Connie Leung Suk-kay, Greater China marketing director for Kinder's parent company Ferrero Asia, said cards entered in the competition would be sent to mainland youngsters for Children's Day on June 1.

Hong Kong celebrated its Children's Day on April 4.

The aim of the contest was to allow children to express love and care for youngsters in China, Ms Leung said.


The company also is collecting money for the UNICEF, the United Nation's children's fund.

It will be spent on schooling for mainland children who live in poor, remote villages.

Louis Loong Hon-biu, chairman of UNICEF Hong Kong's fund-raising sub-committee, said most of its projects were focused on the north-west and mountainous regions of China.

He said a special programme was being set up this year to provide education for girls.


Mr Loong said, when compared with boys, young females in the poorer regions of China had little opportunity to receive a school education.

Ms Leung said her company would raise more than $100,000 from the sale of chocolate eggs during a three-day charity event at Sha Tin's New Town Plaza.


Shirley, a Grade Six student at the Shau Kei Wan Government School, incorporated mountain ranges and water scenes of the mainland in her winning entry.

She moved to Hong Kong five years ago but said she still missed the features of the Chinese landscape.

The message on her card read: 'Dear children in China, though we're living apart and we've never met, our hearts are connected like the mountains and water are always together.' Shirley said mountain ranges and water contained very special meanings for her because she had grown up in such a natural environment on the mainland.


'I miss my friends a lot,' she admitted. 'I go to visit my home in Guangdong province every year.

'I'd like to live there more [than in Hong Kong]. I have many friends there.' Shirley said she had made many new friends in Hong Kong but these friendships could never be as strong as those forged with children you grew up with.

She is glad the cards from the competition will be sent to the mainland: 'I think they will be very happy.

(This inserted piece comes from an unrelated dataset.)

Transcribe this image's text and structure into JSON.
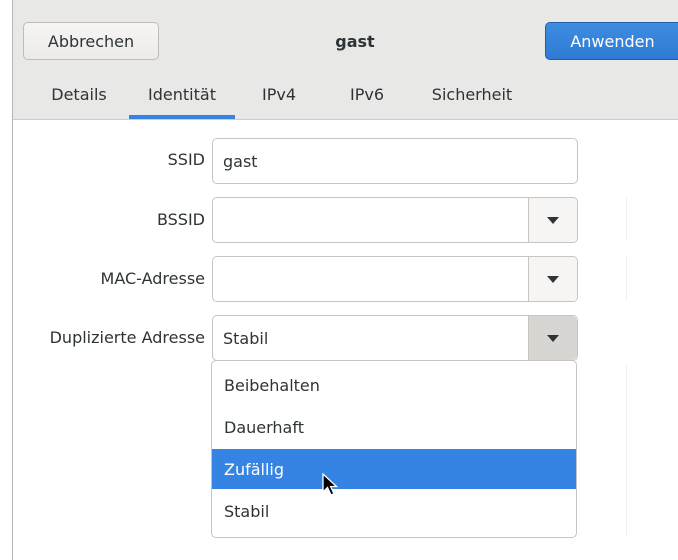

I know because I can imagine how I would feel if I was the one receiving a card.


Winner of the junior prize Preston Leung Kai-yiu, although knowing little about China, said he was eager to join hands with the mainland children.

His mother explained to him the significance of the territory's return to Chinese rule as he was designing his winning card.

She told Kai-yiu, a Grade Three Raimondi College pupil, about the history of Hong Kong and how it came to be under British rule.

The competition winners each received $1,000 with a further $1,000 going to their respective schools.